Task statement.
Would you retype every record below exactly as written?

[[ Records to use, beginning ]]

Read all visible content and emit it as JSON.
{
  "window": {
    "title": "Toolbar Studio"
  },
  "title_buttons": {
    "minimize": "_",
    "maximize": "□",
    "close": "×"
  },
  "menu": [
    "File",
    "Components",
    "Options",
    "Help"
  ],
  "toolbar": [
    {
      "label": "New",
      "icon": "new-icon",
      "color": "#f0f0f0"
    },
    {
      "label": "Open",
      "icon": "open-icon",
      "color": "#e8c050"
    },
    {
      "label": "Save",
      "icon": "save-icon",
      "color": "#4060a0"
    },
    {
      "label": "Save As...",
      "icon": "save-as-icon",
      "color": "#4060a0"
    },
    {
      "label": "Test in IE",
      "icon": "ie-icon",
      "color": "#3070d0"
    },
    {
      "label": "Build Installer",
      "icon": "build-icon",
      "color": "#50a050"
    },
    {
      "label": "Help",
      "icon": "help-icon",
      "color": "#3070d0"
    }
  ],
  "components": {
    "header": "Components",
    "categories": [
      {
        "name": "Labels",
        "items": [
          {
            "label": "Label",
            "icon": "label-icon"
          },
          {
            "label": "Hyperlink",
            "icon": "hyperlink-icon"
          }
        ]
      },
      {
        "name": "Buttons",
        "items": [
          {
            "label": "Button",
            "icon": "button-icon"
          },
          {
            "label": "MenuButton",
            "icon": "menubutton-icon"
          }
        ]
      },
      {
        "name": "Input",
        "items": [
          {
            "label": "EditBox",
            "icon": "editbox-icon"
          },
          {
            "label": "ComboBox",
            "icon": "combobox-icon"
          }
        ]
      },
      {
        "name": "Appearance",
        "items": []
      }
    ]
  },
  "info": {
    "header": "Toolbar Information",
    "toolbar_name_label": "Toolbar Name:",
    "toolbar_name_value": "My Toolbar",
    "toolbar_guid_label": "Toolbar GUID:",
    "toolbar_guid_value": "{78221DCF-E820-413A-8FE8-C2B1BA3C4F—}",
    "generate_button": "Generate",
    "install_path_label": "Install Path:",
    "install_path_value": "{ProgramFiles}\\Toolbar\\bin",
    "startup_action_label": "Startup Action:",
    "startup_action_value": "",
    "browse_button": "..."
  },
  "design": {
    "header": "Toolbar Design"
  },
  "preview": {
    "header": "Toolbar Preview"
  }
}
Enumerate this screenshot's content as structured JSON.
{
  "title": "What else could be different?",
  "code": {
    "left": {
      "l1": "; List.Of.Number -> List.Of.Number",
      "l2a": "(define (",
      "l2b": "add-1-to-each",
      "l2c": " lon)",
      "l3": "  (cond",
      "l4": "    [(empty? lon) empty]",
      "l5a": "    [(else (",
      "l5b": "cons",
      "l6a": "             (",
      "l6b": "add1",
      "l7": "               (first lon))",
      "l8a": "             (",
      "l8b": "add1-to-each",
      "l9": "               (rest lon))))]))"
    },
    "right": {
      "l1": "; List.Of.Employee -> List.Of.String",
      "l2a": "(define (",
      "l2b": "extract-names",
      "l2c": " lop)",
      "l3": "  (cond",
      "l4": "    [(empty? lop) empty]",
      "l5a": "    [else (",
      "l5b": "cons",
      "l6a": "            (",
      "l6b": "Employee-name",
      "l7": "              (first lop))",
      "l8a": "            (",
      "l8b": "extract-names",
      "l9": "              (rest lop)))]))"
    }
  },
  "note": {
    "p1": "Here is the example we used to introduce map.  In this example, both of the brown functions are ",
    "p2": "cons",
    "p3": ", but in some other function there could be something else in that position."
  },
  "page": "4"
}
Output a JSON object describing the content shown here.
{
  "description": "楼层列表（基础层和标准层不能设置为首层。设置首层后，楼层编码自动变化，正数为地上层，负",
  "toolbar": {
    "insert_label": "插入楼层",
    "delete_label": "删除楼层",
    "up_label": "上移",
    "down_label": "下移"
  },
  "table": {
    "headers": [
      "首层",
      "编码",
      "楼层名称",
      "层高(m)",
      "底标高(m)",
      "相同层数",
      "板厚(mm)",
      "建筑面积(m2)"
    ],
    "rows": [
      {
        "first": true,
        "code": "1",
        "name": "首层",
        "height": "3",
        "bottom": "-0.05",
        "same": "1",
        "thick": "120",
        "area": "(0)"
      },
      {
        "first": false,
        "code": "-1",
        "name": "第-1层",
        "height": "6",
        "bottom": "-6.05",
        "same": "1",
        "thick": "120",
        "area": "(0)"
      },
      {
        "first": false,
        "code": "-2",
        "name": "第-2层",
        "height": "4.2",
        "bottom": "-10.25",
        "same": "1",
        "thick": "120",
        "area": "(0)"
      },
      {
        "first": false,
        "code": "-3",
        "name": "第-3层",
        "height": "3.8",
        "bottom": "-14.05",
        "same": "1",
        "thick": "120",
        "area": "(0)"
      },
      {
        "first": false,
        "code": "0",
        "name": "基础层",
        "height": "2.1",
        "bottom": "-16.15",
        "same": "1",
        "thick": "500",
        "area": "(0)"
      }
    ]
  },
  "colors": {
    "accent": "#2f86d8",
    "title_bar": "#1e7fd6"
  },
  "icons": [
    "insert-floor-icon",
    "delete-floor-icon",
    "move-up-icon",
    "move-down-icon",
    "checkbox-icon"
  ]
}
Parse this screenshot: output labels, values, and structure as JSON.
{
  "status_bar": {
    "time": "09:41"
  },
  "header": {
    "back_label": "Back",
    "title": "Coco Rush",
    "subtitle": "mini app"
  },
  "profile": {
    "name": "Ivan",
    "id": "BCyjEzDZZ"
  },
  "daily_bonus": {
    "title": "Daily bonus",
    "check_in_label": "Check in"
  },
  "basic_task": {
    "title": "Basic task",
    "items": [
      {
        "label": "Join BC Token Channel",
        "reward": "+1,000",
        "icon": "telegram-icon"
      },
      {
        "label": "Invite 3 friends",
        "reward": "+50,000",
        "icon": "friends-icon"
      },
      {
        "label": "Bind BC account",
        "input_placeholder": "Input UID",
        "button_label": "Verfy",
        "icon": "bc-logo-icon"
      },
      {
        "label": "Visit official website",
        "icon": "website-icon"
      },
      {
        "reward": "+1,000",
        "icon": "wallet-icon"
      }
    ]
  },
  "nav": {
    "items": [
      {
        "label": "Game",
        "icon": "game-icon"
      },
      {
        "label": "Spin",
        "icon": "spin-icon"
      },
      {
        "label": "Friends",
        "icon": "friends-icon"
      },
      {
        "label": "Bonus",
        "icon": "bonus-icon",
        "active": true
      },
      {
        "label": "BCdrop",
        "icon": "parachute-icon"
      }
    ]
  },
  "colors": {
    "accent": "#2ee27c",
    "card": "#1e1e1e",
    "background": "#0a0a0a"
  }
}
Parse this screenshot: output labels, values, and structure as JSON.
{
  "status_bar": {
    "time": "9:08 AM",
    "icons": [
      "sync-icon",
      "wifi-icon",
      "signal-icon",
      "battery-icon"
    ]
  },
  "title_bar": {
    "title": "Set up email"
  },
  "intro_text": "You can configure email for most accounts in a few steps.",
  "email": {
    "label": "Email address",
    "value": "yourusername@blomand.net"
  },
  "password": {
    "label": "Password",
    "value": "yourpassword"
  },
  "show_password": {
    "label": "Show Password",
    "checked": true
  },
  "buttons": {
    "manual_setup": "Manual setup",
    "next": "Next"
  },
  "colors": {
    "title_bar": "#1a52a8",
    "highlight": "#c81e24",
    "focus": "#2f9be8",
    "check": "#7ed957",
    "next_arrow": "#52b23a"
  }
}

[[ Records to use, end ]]

Problem solution.
Read all visible content and emit it as JSON.
{
  "window": {
    "title": "Toolbar Studio"
  },
  "title_buttons": {
    "minimize": "_",
    "maximize": "□",
    "close": "×"
  },
  "menu": [
    "File",
    "Components",
    "Options",
    "Help"
  ],
  "toolbar": [
    {
      "label": "New",
      "icon": "new-icon",
      "color": "#f0f0f0"
    },
    {
      "label": "Open",
      "icon": "open-icon",
      "color": "#e8c050"
    },
    {
      "label": "Save",
      "icon": "save-icon",
      "color": "#4060a0"
    },
    {
      "label": "Save As...",
      "icon": "save-as-icon",
      "color": "#4060a0"
    },
    {
      "label": "Test in IE",
      "icon": "ie-icon",
      "color": "#3070d0"
    },
    {
      "label": "Build Installer",
      "icon": "build-icon",
      "color": "#50a050"
    },
    {
      "label": "Help",
      "icon": "help-icon",
      "color": "#3070d0"
    }
  ],
  "components": {
    "header": "Components",
    "categories": [
      {
        "name": "Labels",
        "items": [
          {
            "label": "Label",
            "icon": "label-icon"
          },
          {
            "label": "Hyperlink",
            "icon": "hyperlink-icon"
          }
        ]
      },
      {
        "name": "Buttons",
        "items": [
          {
            "label": "Button",
            "icon": "button-icon"
          },
          {
            "label": "MenuButton",
            "icon": "menubutton-icon"
          }
        ]
      },
      {
        "name": "Input",
        "items": [
          {
            "label": "EditBox",
            "icon": "editbox-icon"
          },
          {
            "label": "ComboBox",
            "icon": "combobox-icon"
          }
        ]
      },
      {
        "name": "Appearance",
        "items": []
      }
    ]
  },
  "info": {
    "header": "Toolbar Information",
    "toolbar_name_label": "Toolbar Name:",
    "toolbar_name_value": "My Toolbar",
    "toolbar_guid_label": "Toolbar GUID:",
    "toolbar_guid_value": "{78221DCF-E820-413A-8FE8-C2B1BA3C4F—}",
    "generate_button": "Generate",
    "install_path_label": "Install Path:",
    "install_path_value": "{ProgramFiles}\\Toolbar\\bin",
    "startup_action_label": "Startup Action:",
    "startup_action_value": "",
    "browse_button": "..."
  },
  "design": {
    "header": "Toolbar Design"
  },
  "preview": {
    "header": "Toolbar Preview"
  }
}
Enumerate this screenshot's content as structured JSON.
{
  "title": "What else could be different?",
  "code": {
    "left": {
      "l1": "; List.Of.Number -> List.Of.Number",
      "l2a": "(define (",
      "l2b": "add-1-to-each",
      "l2c": " lon)",
      "l3": "  (cond",
      "l4": "    [(empty? lon) empty]",
      "l5a": "    [(else (",
      "l5b": "cons",
      "l6a": "             (",
      "l6b": "add1",
      "l7": "               (first lon))",
      "l8a": "             (",
      "l8b": "add1-to-each",
      "l9": "               (rest lon))))]))"
    },
    "right": {
      "l1": "; List.Of.Employee -> List.Of.String",
      "l2a": "(define (",
      "l2b": "extract-names",
      "l2c": " lop)",
      "l3": "  (cond",
      "l4": "    [(empty? lop) empty]",
      "l5a": "    [else (",
      "l5b": "cons",
      "l6a": "            (",
      "l6b": "Employee-name",
      "l7": "              (first lop))",
      "l8a": "            (",
      "l8b": "extract-names",
      "l9": "              (rest lop)))]))"
    }
  },
  "note": {
    "p1": "Here is the example we used to introduce map.  In this example, both of the brown functions are ",
    "p2": "cons",
    "p3": ", but in some other function there could be something else in that position."
  },
  "page": "4"
}
Output a JSON object describing the content shown here.
{
  "description": "楼层列表（基础层和标准层不能设置为首层。设置首层后，楼层编码自动变化，正数为地上层，负",
  "toolbar": {
    "insert_label": "插入楼层",
    "delete_label": "删除楼层",
    "up_label": "上移",
    "down_label": "下移"
  },
  "table": {
    "headers": [
      "首层",
      "编码",
      "楼层名称",
      "层高(m)",
      "底标高(m)",
      "相同层数",
      "板厚(mm)",
      "建筑面积(m2)"
    ],
    "rows": [
      {
        "first": true,
        "code": "1",
        "name": "首层",
        "height": "3",
        "bottom": "-0.05",
        "same": "1",
        "thick": "120",
        "area": "(0)"
      },
      {
        "first": false,
        "code": "-1",
        "name": "第-1层",
        "height": "6",
        "bottom": "-6.05",
        "same": "1",
        "thick": "120",
        "area": "(0)"
      },
      {
        "first": false,
        "code": "-2",
        "name": "第-2层",
        "height": "4.2",
        "bottom": "-10.25",
        "same": "1",
        "thick": "120",
        "area": "(0)"
      },
      {
        "first": false,
        "code": "-3",
        "name": "第-3层",
        "height": "3.8",
        "bottom": "-14.05",
        "same": "1",
        "thick": "120",
        "area": "(0)"
      },
      {
        "first": false,
        "code": "0",
        "name": "基础层",
        "height": "2.1",
        "bottom": "-16.15",
        "same": "1",
        "thick": "500",
        "area": "(0)"
      }
    ]
  },
  "colors": {
    "accent": "#2f86d8",
    "title_bar": "#1e7fd6"
  },
  "icons": [
    "insert-floor-icon",
    "delete-floor-icon",
    "move-up-icon",
    "move-down-icon",
    "checkbox-icon"
  ]
}
Parse this screenshot: output labels, values, and structure as JSON.
{
  "status_bar": {
    "time": "09:41"
  },
  "header": {
    "back_label": "Back",
    "title": "Coco Rush",
    "subtitle": "mini app"
  },
  "profile": {
    "name": "Ivan",
    "id": "BCyjEzDZZ"
  },
  "daily_bonus": {
    "title": "Daily bonus",
    "check_in_label": "Check in"
  },
  "basic_task": {
    "title": "Basic task",
    "items": [
      {
        "label": "Join BC Token Channel",
        "reward": "+1,000",
        "icon": "telegram-icon"
      },
      {
        "label": "Invite 3 friends",
        "reward": "+50,000",
        "icon": "friends-icon"
      },
      {
        "label": "Bind BC account",
        "input_placeholder": "Input UID",
        "button_label": "Verfy",
        "icon": "bc-logo-icon"
      },
      {
        "label": "Visit official website",
        "icon": "website-icon"
      },
      {
        "reward": "+1,000",
        "icon": "wallet-icon"
      }
    ]
  },
  "nav": {
    "items": [
      {
        "label": "Game",
        "icon": "game-icon"
      },
      {
        "label": "Spin",
        "icon": "spin-icon"
      },
      {
        "label": "Friends",
        "icon": "friends-icon"
      },
      {
        "label": "Bonus",
        "icon": "bonus-icon",
        "active": true
      },
      {
        "label": "BCdrop",
        "icon": "parachute-icon"
      }
    ]
  },
  "colors": {
    "accent": "#2ee27c",
    "card": "#1e1e1e",
    "background": "#0a0a0a"
  }
}
Parse this screenshot: output labels, values, and structure as JSON.
{
  "status_bar": {
    "time": "9:08 AM",
    "icons": [
      "sync-icon",
      "wifi-icon",
      "signal-icon",
      "battery-icon"
    ]
  },
  "title_bar": {
    "title": "Set up email"
  },
  "intro_text": "You can configure email for most accounts in a few steps.",
  "email": {
    "label": "Email address",
    "value": "yourusername@blomand.net"
  },
  "password": {
    "label": "Password",
    "value": "yourpassword"
  },
  "show_password": {
    "label": "Show Password",
    "checked": true
  },
  "buttons": {
    "manual_setup": "Manual setup",
    "next": "Next"
  },
  "colors": {
    "title_bar": "#1a52a8",
    "highlight": "#c81e24",
    "focus": "#2f9be8",
    "check": "#7ed957",
    "next_arrow": "#52b23a"
  }
}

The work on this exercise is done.